Myths of psychiatry such as those described above are not isolated examples of poor practice or lack of knowledge, but are the unavoidable manifestations of an artificial paradigm which is arbitrarily derived from unproven assumptions, justified by inappropriate logic. They often lead to ineffective, dangerous, and very expensive treatment. Psychiatry must be more vigilant about its own data. It is necessary to avoid laziness in our education and understand from where comes our knowledge. There are daily diatribes against the influence of pharmaceutical companies; but the effect of pens and detailing is surely much smaller than the effect of misunderstood data, poorly researched axioms, and signs run amok. Psychiatry will not survive as a medical subspecialty if it continues along this path. It will lose its dignity, and worse, it will become irrelevant.
“It would be good to conclude by recommending a short book, What Is Science?, that does things the right way. It takes a robustly objective view of the relation of evidence to conclusion, explains what laws of nature are, briefly shows how measurement, data, statistics, and mathematical models work in science, states which parts of science are well-established and which not, illustrates with engaging episodes in the history of science, and ends with some colorful rudenesses on postmodernist solecisms concerning science. Unfortunately, it does not exist.”[iii]

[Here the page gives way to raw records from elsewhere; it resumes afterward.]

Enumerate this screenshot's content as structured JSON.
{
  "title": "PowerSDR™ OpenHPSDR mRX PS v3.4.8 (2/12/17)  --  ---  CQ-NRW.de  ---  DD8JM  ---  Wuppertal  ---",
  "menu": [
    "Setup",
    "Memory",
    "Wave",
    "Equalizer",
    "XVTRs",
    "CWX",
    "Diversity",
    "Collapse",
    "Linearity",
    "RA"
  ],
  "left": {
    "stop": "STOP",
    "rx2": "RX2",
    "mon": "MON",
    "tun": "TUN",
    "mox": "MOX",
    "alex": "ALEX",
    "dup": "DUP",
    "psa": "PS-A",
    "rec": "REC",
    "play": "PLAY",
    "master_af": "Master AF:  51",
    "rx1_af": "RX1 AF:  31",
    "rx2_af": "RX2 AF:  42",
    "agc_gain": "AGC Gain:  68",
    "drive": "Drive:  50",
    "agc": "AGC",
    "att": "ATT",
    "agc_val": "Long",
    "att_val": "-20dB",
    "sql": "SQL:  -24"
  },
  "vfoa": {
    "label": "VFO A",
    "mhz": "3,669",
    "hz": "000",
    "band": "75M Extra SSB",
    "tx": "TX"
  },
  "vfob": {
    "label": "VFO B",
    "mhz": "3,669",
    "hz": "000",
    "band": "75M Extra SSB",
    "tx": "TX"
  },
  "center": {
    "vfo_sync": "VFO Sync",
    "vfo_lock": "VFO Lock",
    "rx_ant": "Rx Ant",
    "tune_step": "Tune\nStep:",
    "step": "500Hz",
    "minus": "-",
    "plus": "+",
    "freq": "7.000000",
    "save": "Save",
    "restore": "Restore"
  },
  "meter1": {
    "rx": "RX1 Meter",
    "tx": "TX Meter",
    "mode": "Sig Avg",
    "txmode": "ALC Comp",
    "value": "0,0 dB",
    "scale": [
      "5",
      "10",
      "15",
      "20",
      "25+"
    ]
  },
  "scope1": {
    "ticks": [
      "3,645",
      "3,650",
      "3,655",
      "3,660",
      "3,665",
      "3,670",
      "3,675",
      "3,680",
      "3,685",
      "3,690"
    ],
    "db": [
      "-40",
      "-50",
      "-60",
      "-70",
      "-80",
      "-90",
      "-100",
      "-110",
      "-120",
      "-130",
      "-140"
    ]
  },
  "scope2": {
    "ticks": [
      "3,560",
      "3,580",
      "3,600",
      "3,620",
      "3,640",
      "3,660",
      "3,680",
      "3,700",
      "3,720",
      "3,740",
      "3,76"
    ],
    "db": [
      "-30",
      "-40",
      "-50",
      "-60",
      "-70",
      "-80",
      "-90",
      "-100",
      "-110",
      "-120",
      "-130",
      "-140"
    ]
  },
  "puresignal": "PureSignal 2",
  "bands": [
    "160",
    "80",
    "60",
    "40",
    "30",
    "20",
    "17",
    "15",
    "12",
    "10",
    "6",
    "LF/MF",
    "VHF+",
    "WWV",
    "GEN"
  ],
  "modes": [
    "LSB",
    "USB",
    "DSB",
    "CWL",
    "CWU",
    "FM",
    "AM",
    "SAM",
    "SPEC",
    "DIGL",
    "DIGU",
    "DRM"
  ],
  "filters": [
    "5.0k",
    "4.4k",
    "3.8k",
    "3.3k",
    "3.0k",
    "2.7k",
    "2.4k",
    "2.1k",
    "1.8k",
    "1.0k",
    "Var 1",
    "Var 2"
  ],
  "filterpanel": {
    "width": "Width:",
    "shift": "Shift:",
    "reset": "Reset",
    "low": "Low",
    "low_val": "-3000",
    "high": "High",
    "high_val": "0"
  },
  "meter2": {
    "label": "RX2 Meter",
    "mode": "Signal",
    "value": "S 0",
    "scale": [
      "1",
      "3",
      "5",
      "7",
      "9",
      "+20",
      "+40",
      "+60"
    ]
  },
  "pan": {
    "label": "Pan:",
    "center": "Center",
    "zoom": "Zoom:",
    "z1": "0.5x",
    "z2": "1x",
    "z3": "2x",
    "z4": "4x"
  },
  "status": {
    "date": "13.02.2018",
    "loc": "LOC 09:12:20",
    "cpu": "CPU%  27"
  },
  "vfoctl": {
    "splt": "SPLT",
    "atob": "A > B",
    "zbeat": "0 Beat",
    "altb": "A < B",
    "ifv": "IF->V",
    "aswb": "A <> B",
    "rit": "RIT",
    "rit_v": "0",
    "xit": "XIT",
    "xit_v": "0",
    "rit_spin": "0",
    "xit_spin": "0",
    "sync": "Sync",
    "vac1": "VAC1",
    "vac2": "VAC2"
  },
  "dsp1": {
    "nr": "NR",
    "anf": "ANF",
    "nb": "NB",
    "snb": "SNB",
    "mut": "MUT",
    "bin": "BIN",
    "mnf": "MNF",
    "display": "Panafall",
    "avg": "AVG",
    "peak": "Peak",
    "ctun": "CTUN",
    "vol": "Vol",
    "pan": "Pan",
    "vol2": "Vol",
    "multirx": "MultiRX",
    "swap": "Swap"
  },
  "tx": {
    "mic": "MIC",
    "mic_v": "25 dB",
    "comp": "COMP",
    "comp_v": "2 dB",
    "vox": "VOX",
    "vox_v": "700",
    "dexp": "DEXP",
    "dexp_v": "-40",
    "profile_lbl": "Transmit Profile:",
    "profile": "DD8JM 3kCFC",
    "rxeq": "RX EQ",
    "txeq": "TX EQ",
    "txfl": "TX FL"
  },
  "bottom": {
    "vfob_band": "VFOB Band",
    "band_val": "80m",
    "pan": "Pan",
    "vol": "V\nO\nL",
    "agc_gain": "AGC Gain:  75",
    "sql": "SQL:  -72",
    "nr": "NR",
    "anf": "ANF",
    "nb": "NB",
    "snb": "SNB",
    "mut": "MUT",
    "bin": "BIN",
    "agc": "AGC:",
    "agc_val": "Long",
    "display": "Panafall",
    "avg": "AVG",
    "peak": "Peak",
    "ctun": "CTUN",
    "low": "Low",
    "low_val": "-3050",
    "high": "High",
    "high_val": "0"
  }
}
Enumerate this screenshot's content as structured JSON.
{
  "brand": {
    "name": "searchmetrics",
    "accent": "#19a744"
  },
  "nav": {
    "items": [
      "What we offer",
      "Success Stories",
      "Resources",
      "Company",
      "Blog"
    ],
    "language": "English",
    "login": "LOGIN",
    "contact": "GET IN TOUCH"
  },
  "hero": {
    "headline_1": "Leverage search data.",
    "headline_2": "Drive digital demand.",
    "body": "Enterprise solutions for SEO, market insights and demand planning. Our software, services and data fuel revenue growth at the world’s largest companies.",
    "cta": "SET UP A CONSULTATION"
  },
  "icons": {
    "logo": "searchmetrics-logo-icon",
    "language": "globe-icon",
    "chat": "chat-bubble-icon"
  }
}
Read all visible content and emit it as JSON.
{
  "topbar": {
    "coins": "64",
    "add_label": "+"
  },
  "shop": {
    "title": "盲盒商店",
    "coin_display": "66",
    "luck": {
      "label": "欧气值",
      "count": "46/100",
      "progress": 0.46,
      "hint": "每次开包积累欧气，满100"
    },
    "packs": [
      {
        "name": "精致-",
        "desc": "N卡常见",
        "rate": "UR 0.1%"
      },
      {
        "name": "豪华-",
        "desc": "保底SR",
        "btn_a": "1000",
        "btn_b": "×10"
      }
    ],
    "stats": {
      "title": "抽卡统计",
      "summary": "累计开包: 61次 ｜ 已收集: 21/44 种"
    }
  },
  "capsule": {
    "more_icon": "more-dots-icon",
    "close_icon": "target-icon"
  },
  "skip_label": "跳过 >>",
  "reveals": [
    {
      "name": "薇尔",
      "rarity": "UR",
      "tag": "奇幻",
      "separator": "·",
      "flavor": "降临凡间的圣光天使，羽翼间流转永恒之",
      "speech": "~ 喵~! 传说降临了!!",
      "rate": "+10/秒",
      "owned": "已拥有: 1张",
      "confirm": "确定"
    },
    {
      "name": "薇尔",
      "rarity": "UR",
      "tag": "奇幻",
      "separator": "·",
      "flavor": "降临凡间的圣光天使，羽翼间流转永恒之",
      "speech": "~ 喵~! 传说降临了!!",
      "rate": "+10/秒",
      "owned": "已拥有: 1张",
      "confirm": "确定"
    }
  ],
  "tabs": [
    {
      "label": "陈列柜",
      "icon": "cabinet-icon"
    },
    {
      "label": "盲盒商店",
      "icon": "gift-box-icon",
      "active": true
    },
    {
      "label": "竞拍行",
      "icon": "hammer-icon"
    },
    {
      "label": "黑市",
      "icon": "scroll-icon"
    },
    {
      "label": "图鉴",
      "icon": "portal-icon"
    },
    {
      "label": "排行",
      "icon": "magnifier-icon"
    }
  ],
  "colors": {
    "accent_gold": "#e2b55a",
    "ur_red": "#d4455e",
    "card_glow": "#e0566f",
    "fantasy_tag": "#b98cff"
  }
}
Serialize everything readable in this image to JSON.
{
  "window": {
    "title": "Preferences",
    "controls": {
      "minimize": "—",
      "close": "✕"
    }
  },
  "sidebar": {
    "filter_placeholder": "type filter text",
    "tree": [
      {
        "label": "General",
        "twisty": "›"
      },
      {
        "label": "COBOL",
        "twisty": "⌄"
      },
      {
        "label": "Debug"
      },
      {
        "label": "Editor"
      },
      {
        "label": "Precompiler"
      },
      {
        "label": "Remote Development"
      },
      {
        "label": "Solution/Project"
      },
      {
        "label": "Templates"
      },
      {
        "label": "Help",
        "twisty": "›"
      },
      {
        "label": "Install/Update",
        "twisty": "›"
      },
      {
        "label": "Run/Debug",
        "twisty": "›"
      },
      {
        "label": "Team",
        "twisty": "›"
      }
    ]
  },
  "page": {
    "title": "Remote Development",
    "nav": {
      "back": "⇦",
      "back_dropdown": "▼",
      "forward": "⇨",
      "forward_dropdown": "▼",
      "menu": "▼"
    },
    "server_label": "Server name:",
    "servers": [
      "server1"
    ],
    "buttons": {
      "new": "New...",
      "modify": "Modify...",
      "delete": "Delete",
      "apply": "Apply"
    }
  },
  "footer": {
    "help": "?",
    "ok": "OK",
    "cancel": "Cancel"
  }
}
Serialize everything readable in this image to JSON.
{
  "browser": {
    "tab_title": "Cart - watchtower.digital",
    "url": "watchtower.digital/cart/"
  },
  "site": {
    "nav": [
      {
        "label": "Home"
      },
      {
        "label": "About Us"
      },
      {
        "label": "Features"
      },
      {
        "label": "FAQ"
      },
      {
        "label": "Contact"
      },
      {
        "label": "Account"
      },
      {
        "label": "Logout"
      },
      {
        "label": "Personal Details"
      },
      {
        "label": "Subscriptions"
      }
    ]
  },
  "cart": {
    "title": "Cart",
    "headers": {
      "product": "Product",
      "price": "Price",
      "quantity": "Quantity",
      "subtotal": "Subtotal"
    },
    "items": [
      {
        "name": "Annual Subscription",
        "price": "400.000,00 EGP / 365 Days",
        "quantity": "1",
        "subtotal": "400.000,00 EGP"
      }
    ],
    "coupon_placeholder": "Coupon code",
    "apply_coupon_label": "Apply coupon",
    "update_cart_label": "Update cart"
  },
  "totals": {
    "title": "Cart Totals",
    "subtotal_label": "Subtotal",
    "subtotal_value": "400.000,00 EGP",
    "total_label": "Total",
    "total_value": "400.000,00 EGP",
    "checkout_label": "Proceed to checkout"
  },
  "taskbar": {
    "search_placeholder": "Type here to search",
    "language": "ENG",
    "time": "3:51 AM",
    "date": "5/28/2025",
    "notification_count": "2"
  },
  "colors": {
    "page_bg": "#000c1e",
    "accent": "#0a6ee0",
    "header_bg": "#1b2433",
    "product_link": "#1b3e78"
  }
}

[ii] Hirschfeld RM, Lewis L, Vornik LA. Perceptions and impact of bipolar disorder: how far have we really come? Results of the national depressive and manic-depressive association 2000 survey of individuals with bipolar disorder. J Clin Psychiatry. 2003 Feb;64(2):161-74.